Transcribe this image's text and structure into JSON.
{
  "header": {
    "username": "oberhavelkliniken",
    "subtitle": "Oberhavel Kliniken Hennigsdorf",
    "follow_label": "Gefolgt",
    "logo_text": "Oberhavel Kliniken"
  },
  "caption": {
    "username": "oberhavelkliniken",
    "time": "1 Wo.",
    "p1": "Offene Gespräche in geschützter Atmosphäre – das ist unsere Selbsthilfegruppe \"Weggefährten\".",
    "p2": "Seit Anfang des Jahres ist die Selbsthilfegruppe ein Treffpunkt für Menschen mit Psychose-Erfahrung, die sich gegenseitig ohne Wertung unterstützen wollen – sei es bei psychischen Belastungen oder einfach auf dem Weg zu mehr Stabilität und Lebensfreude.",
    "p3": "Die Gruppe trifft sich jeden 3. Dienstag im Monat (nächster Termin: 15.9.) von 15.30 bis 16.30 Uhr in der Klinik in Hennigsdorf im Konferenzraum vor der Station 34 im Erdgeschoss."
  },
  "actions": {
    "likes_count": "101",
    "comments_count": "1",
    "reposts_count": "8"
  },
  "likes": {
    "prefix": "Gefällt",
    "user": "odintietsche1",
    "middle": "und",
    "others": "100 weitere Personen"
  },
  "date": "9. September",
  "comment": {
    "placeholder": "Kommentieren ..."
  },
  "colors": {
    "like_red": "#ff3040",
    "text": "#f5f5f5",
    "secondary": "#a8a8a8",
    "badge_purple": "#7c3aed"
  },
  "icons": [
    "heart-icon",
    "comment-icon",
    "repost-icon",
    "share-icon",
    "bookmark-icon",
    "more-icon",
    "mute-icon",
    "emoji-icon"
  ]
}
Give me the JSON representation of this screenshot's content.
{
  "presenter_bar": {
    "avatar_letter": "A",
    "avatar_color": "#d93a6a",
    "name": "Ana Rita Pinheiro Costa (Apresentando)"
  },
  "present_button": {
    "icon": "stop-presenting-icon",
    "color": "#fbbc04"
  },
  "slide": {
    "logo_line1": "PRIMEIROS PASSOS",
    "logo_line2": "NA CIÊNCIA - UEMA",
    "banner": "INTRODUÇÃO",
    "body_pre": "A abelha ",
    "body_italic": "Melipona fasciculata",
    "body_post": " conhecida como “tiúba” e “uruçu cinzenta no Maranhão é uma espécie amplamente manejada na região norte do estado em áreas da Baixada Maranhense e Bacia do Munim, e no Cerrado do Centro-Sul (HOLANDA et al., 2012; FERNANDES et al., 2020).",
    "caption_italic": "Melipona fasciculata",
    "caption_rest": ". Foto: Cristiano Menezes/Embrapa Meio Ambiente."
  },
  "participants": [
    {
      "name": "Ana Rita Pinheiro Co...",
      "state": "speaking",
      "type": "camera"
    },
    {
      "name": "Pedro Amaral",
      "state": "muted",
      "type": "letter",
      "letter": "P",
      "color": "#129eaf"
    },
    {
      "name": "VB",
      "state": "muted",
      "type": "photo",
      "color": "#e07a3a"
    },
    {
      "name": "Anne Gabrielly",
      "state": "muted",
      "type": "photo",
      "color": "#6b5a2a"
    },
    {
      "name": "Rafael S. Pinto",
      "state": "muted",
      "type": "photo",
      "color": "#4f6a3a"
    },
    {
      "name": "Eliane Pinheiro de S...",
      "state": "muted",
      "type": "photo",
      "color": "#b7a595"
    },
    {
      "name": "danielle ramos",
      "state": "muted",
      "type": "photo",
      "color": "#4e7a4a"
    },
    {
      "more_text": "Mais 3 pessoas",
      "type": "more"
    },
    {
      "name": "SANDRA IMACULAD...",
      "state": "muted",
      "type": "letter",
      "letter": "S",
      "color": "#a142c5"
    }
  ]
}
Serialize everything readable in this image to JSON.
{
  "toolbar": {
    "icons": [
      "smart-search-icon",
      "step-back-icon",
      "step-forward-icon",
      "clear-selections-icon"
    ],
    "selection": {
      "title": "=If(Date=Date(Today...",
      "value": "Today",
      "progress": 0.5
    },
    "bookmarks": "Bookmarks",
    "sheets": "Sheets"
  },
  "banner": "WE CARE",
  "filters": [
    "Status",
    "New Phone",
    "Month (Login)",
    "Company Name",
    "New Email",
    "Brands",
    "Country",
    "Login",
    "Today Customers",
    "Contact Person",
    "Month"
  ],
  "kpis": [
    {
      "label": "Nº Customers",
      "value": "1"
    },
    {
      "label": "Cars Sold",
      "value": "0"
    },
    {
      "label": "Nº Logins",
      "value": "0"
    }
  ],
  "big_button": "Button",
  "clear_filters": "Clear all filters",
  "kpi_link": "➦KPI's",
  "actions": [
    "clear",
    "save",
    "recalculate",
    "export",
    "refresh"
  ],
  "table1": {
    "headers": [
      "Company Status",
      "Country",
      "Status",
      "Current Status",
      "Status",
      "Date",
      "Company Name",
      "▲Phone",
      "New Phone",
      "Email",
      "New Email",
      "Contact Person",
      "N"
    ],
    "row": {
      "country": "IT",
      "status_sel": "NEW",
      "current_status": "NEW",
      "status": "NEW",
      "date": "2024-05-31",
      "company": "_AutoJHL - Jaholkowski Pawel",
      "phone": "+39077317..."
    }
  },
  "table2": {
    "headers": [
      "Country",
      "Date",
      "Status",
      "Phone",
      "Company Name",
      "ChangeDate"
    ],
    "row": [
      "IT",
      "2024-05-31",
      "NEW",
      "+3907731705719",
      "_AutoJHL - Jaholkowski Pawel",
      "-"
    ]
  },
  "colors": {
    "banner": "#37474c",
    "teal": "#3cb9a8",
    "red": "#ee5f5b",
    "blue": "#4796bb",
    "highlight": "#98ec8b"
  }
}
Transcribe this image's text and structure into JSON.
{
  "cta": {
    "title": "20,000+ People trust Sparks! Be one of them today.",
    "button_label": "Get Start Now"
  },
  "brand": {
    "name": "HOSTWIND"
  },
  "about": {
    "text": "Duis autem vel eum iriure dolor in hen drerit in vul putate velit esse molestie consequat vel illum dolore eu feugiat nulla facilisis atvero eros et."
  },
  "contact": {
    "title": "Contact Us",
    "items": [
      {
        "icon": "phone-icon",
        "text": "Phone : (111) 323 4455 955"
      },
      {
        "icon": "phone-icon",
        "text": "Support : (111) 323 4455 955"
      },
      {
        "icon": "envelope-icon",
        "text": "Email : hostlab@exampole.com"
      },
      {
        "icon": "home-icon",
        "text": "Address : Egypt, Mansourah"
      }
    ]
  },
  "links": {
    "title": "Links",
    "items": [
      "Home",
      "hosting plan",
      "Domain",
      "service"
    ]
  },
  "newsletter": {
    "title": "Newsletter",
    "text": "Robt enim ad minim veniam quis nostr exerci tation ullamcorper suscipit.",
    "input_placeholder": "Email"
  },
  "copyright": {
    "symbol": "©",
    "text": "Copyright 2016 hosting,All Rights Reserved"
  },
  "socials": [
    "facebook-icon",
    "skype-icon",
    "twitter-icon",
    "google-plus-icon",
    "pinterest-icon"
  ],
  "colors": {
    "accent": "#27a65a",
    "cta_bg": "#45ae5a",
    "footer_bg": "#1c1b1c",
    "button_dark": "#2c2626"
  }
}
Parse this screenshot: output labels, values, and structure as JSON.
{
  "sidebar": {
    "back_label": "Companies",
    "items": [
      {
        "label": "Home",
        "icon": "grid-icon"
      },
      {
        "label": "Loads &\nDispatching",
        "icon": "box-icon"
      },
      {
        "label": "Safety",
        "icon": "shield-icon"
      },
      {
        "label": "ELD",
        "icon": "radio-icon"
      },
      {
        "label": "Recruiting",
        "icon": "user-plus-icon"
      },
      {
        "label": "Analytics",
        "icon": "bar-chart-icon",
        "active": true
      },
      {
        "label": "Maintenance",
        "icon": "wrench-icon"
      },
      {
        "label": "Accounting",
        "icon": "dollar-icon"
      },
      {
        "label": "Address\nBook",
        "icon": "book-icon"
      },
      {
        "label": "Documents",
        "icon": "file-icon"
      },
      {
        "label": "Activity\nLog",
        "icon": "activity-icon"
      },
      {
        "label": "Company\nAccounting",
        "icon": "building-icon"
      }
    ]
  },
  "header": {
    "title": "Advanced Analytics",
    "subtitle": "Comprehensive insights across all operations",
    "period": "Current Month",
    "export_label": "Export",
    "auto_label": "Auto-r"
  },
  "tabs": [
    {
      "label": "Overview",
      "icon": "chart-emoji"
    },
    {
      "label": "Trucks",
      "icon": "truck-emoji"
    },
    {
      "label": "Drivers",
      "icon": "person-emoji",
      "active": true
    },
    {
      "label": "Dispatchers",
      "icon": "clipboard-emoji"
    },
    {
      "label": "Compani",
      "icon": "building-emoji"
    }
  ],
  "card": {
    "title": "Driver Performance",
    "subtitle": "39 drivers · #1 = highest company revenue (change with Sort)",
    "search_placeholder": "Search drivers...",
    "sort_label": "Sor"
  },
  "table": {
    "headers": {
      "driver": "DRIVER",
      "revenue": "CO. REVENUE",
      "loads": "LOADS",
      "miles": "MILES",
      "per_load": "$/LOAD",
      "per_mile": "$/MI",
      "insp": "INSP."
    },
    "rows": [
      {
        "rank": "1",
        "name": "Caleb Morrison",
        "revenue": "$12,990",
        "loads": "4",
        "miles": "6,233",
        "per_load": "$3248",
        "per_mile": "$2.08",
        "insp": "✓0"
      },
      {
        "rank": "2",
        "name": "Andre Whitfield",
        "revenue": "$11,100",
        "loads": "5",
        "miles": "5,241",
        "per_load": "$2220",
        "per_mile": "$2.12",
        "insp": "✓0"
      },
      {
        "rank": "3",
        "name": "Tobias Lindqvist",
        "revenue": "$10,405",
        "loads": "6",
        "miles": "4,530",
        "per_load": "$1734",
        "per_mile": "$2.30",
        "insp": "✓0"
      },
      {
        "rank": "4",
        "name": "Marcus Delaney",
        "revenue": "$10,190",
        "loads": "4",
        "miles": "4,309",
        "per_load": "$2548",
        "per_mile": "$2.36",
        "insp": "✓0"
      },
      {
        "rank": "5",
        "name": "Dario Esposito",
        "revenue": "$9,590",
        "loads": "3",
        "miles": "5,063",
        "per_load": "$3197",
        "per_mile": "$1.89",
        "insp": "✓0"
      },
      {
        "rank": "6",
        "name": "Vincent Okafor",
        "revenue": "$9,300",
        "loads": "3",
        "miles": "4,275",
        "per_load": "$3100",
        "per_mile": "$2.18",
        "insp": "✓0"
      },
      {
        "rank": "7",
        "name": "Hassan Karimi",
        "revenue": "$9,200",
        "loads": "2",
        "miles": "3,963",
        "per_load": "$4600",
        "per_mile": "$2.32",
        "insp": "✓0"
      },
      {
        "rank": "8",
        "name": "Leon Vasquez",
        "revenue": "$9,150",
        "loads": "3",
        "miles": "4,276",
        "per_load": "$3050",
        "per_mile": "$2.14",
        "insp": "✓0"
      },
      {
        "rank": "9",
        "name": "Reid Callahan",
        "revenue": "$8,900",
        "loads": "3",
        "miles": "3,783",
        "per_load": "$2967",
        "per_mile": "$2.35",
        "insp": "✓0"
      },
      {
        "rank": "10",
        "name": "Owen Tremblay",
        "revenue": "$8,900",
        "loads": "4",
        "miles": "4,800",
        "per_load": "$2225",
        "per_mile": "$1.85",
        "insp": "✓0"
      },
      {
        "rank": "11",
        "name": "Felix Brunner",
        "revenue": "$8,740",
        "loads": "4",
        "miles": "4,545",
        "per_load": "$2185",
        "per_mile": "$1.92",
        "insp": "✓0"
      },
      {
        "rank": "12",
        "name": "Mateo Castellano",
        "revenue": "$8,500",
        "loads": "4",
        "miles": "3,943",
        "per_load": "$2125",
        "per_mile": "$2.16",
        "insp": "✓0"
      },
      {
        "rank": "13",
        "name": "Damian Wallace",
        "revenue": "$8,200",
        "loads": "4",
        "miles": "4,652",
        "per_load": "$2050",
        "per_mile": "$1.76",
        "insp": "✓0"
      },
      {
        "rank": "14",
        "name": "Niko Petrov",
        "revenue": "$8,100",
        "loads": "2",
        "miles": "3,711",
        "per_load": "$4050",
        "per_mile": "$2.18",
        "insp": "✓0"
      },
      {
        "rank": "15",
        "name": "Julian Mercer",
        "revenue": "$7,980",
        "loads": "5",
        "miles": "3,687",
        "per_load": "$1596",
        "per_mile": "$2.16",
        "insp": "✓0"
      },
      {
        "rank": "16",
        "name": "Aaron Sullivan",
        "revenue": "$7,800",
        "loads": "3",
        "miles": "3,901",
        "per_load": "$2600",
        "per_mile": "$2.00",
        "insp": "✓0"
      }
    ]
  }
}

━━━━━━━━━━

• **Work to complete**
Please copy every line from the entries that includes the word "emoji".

• **The completed task**
    "emoji-icon"
      "icon": "chart-emoji"
      "icon": "truck-emoji"
      "icon": "person-emoji",
      "icon": "clipboard-emoji"
      "icon": "building-emoji"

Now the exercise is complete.